-- Opening Marker --
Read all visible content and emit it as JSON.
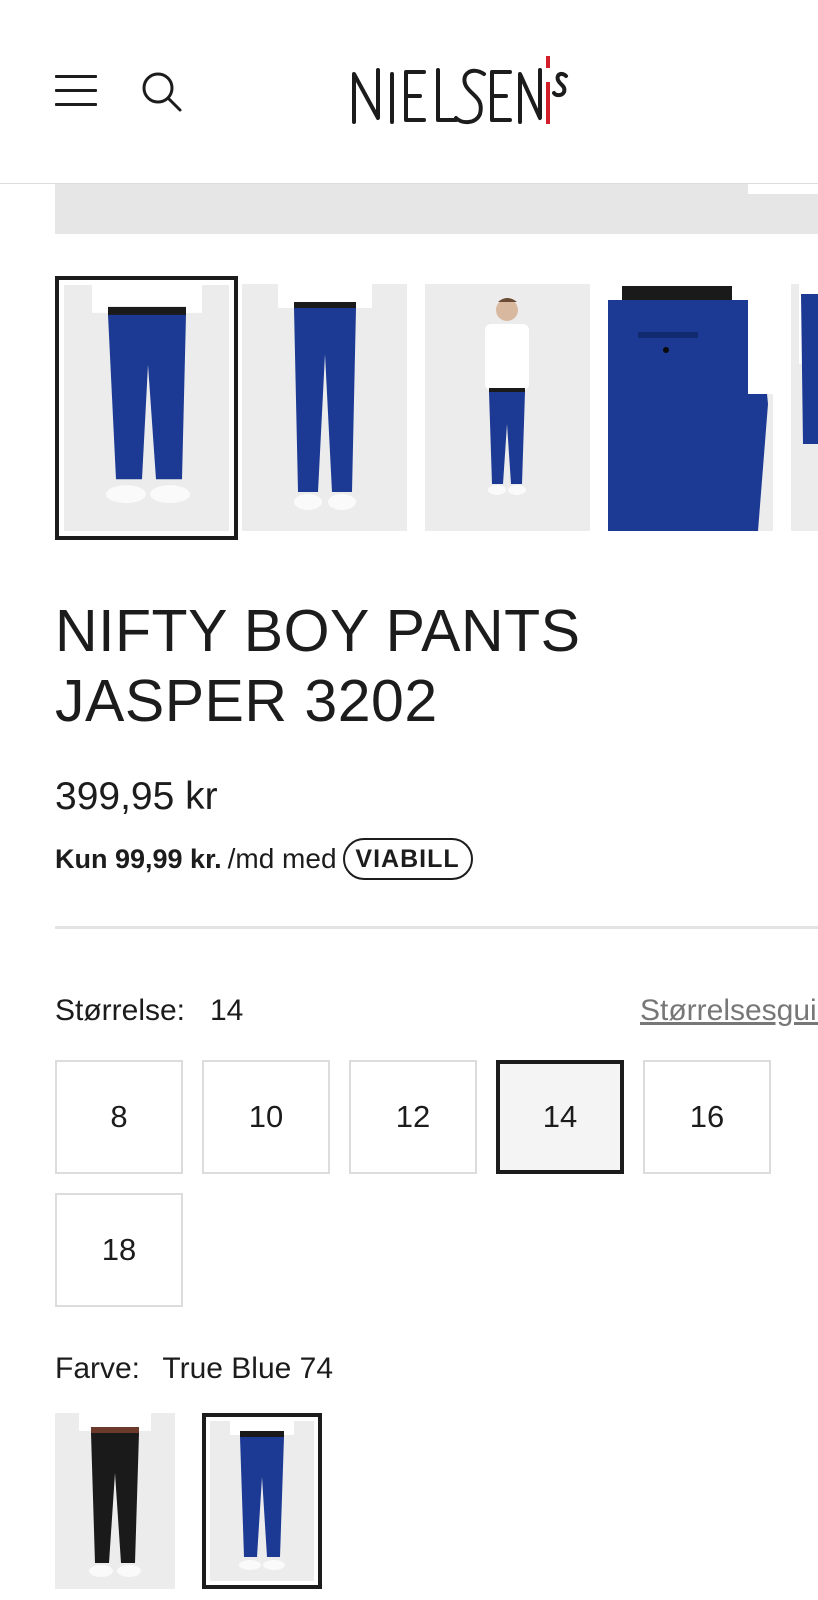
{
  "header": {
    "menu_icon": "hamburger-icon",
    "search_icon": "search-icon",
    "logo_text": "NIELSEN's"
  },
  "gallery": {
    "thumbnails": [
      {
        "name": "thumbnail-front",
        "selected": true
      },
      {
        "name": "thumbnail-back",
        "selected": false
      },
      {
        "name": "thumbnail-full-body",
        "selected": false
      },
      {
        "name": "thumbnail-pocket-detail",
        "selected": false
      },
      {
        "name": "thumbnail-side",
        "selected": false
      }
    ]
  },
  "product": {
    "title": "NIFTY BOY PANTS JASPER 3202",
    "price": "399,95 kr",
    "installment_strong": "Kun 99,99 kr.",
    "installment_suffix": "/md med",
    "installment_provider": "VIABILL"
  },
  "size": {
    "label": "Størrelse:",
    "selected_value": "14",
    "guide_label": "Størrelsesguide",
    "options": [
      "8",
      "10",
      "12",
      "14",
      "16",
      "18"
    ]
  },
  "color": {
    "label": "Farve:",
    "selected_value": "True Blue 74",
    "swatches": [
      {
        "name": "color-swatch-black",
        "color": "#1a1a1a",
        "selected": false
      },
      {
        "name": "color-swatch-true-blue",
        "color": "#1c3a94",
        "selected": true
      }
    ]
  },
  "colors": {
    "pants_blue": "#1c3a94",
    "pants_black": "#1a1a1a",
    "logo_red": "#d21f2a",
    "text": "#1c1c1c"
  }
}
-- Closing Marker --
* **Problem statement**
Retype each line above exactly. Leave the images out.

* **Task result**
Read all visible content and emit it as JSON.
{
  "header": {
    "menu_icon": "hamburger-icon",
    "search_icon": "search-icon",
    "logo_text": "NIELSEN's"
  },
  "gallery": {
    "thumbnails": [
      {
        "name": "thumbnail-front",
        "selected": true
      },
      {
        "name": "thumbnail-back",
        "selected": false
      },
      {
        "name": "thumbnail-full-body",
        "selected": false
      },
      {
        "name": "thumbnail-pocket-detail",
        "selected": false
      },
      {
        "name": "thumbnail-side",
        "selected": false
      }
    ]
  },
  "product": {
    "title": "NIFTY BOY PANTS JASPER 3202",
    "price": "399,95 kr",
    "installment_strong": "Kun 99,99 kr.",
    "installment_suffix": "/md med",
    "installment_provider": "VIABILL"
  },
  "size": {
    "label": "Størrelse:",
    "selected_value": "14",
    "guide_label": "Størrelsesguide",
    "options": [
      "8",
      "10",
      "12",
      "14",
      "16",
      "18"
    ]
  },
  "color": {
    "label": "Farve:",
    "selected_value": "True Blue 74",
    "swatches": [
      {
        "name": "color-swatch-black",
        "color": "#1a1a1a",
        "selected": false
      },
      {
        "name": "color-swatch-true-blue",
        "color": "#1c3a94",
        "selected": true
      }
    ]
  },
  "colors": {
    "pants_blue": "#1c3a94",
    "pants_black": "#1a1a1a",
    "logo_red": "#d21f2a",
    "text": "#1c1c1c"
  }
}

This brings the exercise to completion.